» TASK TO CARRY OUT
Copy the full listing exactly, word for word.

» SOURCE DATA

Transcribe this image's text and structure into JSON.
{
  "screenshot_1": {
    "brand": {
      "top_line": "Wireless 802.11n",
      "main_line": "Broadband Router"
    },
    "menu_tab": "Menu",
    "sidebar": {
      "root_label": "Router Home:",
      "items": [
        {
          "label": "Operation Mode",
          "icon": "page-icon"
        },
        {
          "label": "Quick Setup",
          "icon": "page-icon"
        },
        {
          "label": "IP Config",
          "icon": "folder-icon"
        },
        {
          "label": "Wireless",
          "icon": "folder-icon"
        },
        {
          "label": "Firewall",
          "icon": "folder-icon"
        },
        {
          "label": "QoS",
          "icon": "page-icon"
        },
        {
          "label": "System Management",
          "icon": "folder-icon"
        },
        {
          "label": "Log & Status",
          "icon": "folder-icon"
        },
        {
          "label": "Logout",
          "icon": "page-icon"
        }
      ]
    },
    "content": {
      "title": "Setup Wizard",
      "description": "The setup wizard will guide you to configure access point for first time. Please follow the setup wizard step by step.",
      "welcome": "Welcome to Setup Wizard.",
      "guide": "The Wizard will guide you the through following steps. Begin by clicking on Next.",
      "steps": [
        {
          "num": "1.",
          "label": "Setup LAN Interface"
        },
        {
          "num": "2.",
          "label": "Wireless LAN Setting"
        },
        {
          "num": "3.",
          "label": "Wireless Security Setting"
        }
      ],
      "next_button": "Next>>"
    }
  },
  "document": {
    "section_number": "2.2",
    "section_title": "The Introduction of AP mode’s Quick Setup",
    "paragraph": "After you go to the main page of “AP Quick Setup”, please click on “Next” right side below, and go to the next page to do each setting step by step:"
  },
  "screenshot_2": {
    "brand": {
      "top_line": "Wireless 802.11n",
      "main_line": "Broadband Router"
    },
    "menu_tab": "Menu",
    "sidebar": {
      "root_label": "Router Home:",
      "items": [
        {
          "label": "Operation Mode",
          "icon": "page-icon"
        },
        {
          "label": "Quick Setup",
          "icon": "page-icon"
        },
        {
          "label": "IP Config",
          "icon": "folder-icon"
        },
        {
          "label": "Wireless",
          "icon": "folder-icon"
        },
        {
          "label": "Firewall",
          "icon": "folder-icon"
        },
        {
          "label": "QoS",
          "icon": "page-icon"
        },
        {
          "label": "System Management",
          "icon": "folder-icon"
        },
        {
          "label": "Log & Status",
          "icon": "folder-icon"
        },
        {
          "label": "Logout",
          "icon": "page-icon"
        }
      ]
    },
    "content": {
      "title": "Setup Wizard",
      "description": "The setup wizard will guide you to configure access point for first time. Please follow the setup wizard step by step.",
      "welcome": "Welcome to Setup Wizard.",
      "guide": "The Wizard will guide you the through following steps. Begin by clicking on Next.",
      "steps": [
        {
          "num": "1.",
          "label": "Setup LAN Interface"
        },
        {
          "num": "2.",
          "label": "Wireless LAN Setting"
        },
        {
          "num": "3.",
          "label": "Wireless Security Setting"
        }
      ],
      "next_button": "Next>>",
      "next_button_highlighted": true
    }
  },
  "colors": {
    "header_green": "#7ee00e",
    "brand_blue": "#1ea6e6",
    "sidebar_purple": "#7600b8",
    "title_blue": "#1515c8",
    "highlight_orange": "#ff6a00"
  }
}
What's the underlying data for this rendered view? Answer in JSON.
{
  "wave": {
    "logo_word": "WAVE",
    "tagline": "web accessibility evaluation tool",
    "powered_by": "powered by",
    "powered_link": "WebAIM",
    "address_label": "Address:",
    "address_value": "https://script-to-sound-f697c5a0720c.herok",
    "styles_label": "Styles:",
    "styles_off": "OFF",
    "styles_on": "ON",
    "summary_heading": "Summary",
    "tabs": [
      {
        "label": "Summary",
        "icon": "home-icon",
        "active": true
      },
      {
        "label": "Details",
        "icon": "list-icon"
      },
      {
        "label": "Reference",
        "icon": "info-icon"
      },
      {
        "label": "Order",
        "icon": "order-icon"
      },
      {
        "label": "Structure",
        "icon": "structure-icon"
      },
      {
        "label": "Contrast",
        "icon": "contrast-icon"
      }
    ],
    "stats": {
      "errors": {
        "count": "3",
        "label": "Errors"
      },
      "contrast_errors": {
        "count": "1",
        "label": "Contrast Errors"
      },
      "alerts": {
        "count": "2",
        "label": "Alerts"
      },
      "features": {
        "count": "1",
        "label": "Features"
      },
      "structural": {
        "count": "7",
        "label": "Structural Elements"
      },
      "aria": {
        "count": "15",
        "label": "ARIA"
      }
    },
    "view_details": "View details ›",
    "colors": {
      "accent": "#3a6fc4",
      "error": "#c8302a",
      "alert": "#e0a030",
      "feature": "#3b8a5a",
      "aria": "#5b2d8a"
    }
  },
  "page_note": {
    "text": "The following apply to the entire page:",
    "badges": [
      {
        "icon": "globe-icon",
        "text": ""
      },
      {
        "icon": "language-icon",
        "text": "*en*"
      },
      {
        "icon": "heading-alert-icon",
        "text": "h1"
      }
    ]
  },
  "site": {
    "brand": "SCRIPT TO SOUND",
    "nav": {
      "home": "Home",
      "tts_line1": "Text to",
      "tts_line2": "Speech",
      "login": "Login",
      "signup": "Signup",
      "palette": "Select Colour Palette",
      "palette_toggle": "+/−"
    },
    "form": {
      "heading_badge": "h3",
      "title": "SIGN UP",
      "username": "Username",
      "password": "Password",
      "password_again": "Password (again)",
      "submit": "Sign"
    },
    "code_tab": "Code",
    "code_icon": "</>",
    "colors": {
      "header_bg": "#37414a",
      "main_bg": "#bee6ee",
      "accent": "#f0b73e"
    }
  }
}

» WRITTEN ANSWER
Transcribe this image's text and structure into JSON.
{
  "screenshot_1": {
    "brand": {
      "top_line": "Wireless 802.11n",
      "main_line": "Broadband Router"
    },
    "menu_tab": "Menu",
    "sidebar": {
      "root_label": "Router Home:",
      "items": [
        {
          "label": "Operation Mode",
          "icon": "page-icon"
        },
        {
          "label": "Quick Setup",
          "icon": "page-icon"
        },
        {
          "label": "IP Config",
          "icon": "folder-icon"
        },
        {
          "label": "Wireless",
          "icon": "folder-icon"
        },
        {
          "label": "Firewall",
          "icon": "folder-icon"
        },
        {
          "label": "QoS",
          "icon": "page-icon"
        },
        {
          "label": "System Management",
          "icon": "folder-icon"
        },
        {
          "label": "Log & Status",
          "icon": "folder-icon"
        },
        {
          "label": "Logout",
          "icon": "page-icon"
        }
      ]
    },
    "content": {
      "title": "Setup Wizard",
      "description": "The setup wizard will guide you to configure access point for first time. Please follow the setup wizard step by step.",
      "welcome": "Welcome to Setup Wizard.",
      "guide": "The Wizard will guide you the through following steps. Begin by clicking on Next.",
      "steps": [
        {
          "num": "1.",
          "label": "Setup LAN Interface"
        },
        {
          "num": "2.",
          "label": "Wireless LAN Setting"
        },
        {
          "num": "3.",
          "label": "Wireless Security Setting"
        }
      ],
      "next_button": "Next>>"
    }
  },
  "document": {
    "section_number": "2.2",
    "section_title": "The Introduction of AP mode’s Quick Setup",
    "paragraph": "After you go to the main page of “AP Quick Setup”, please click on “Next” right side below, and go to the next page to do each setting step by step:"
  },
  "screenshot_2": {
    "brand": {
      "top_line": "Wireless 802.11n",
      "main_line": "Broadband Router"
    },
    "menu_tab": "Menu",
    "sidebar": {
      "root_label": "Router Home:",
      "items": [
        {
          "label": "Operation Mode",
          "icon": "page-icon"
        },
        {
          "label": "Quick Setup",
          "icon": "page-icon"
        },
        {
          "label": "IP Config",
          "icon": "folder-icon"
        },
        {
          "label": "Wireless",
          "icon": "folder-icon"
        },
        {
          "label": "Firewall",
          "icon": "folder-icon"
        },
        {
          "label": "QoS",
          "icon": "page-icon"
        },
        {
          "label": "System Management",
          "icon": "folder-icon"
        },
        {
          "label": "Log & Status",
          "icon": "folder-icon"
        },
        {
          "label": "Logout",
          "icon": "page-icon"
        }
      ]
    },
    "content": {
      "title": "Setup Wizard",
      "description": "The setup wizard will guide you to configure access point for first time. Please follow the setup wizard step by step.",
      "welcome": "Welcome to Setup Wizard.",
      "guide": "The Wizard will guide you the through following steps. Begin by clicking on Next.",
      "steps": [
        {
          "num": "1.",
          "label": "Setup LAN Interface"
        },
        {
          "num": "2.",
          "label": "Wireless LAN Setting"
        },
        {
          "num": "3.",
          "label": "Wireless Security Setting"
        }
      ],
      "next_button": "Next>>",
      "next_button_highlighted": true
    }
  },
  "colors": {
    "header_green": "#7ee00e",
    "brand_blue": "#1ea6e6",
    "sidebar_purple": "#7600b8",
    "title_blue": "#1515c8",
    "highlight_orange": "#ff6a00"
  }
}
What's the underlying data for this rendered view? Answer in JSON.
{
  "wave": {
    "logo_word": "WAVE",
    "tagline": "web accessibility evaluation tool",
    "powered_by": "powered by",
    "powered_link": "WebAIM",
    "address_label": "Address:",
    "address_value": "https://script-to-sound-f697c5a0720c.herok",
    "styles_label": "Styles:",
    "styles_off": "OFF",
    "styles_on": "ON",
    "summary_heading": "Summary",
    "tabs": [
      {
        "label": "Summary",
        "icon": "home-icon",
        "active": true
      },
      {
        "label": "Details",
        "icon": "list-icon"
      },
      {
        "label": "Reference",
        "icon": "info-icon"
      },
      {
        "label": "Order",
        "icon": "order-icon"
      },
      {
        "label": "Structure",
        "icon": "structure-icon"
      },
      {
        "label": "Contrast",
        "icon": "contrast-icon"
      }
    ],
    "stats": {
      "errors": {
        "count": "3",
        "label": "Errors"
      },
      "contrast_errors": {
        "count": "1",
        "label": "Contrast Errors"
      },
      "alerts": {
        "count": "2",
        "label": "Alerts"
      },
      "features": {
        "count": "1",
        "label": "Features"
      },
      "structural": {
        "count": "7",
        "label": "Structural Elements"
      },
      "aria": {
        "count": "15",
        "label": "ARIA"
      }
    },
    "view_details": "View details ›",
    "colors": {
      "accent": "#3a6fc4",
      "error": "#c8302a",
      "alert": "#e0a030",
      "feature": "#3b8a5a",
      "aria": "#5b2d8a"
    }
  },
  "page_note": {
    "text": "The following apply to the entire page:",
    "badges": [
      {
        "icon": "globe-icon",
        "text": ""
      },
      {
        "icon": "language-icon",
        "text": "*en*"
      },
      {
        "icon": "heading-alert-icon",
        "text": "h1"
      }
    ]
  },
  "site": {
    "brand": "SCRIPT TO SOUND",
    "nav": {
      "home": "Home",
      "tts_line1": "Text to",
      "tts_line2": "Speech",
      "login": "Login",
      "signup": "Signup",
      "palette": "Select Colour Palette",
      "palette_toggle": "+/−"
    },
    "form": {
      "heading_badge": "h3",
      "title": "SIGN UP",
      "username": "Username",
      "password": "Password",
      "password_again": "Password (again)",
      "submit": "Sign"
    },
    "code_tab": "Code",
    "code_icon": "</>",
    "colors": {
      "header_bg": "#37414a",
      "main_bg": "#bee6ee",
      "accent": "#f0b73e"
    }
  }
}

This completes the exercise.